* DIRECTIONS FOR THIS TASK *
Find each line below that includes "Travel", then copy it.

── SUPPLIED INFORMATION

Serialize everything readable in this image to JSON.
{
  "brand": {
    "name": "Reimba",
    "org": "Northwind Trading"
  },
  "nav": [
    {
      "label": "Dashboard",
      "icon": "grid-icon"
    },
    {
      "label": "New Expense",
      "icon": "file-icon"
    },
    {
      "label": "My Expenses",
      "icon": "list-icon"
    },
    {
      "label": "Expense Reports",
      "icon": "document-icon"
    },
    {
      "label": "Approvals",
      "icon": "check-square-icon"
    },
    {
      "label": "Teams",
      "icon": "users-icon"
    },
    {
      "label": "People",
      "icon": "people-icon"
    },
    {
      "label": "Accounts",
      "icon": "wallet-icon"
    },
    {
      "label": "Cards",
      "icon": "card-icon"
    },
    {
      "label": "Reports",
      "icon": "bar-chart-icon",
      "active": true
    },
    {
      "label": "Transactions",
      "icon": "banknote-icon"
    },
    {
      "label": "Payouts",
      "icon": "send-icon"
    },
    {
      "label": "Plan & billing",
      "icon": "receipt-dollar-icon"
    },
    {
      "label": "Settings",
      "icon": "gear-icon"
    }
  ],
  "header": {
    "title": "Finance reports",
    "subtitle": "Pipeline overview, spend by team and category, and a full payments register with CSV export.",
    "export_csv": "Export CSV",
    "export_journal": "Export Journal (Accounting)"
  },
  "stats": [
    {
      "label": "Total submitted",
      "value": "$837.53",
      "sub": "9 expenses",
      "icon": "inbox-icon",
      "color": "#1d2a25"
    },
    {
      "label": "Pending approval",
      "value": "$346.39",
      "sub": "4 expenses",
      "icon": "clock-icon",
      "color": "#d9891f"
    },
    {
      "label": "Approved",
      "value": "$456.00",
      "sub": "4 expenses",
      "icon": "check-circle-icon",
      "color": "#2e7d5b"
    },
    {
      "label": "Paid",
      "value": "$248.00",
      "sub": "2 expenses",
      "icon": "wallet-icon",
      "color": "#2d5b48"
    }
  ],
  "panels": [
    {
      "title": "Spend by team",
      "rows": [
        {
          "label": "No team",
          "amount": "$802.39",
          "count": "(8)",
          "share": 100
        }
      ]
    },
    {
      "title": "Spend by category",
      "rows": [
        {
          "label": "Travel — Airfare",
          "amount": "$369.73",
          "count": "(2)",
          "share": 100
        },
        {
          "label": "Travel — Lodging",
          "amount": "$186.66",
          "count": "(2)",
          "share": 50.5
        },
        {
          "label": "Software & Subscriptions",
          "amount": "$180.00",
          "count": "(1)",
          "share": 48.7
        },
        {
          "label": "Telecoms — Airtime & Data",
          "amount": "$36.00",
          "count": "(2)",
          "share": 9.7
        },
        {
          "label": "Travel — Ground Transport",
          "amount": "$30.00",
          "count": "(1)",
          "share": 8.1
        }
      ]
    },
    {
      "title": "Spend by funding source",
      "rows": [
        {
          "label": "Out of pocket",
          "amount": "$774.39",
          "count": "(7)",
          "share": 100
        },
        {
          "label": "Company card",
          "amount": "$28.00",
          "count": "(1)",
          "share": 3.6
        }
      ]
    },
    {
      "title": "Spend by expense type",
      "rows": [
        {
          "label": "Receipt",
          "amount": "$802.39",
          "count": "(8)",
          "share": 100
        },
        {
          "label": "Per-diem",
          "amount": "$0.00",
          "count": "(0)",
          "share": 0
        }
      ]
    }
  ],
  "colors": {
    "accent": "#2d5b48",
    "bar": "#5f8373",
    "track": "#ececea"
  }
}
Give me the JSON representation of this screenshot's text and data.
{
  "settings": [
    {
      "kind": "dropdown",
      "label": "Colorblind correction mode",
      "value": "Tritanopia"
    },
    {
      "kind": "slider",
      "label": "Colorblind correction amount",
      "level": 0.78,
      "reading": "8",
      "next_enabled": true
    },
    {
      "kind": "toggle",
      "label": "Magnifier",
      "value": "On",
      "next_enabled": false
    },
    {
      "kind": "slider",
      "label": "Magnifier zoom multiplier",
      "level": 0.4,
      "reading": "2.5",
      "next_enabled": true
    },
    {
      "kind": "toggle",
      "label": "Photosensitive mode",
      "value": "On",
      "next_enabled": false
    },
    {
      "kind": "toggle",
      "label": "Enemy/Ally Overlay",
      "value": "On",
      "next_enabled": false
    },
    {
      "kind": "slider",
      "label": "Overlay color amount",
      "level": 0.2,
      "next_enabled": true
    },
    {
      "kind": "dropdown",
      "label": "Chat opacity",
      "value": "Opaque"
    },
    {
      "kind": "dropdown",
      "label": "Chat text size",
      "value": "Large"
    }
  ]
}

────

* SOLUTION TO THE PROBLEM *
          "label": "Travel — Airfare",
          "label": "Travel — Lodging",
          "label": "Travel — Ground Transport",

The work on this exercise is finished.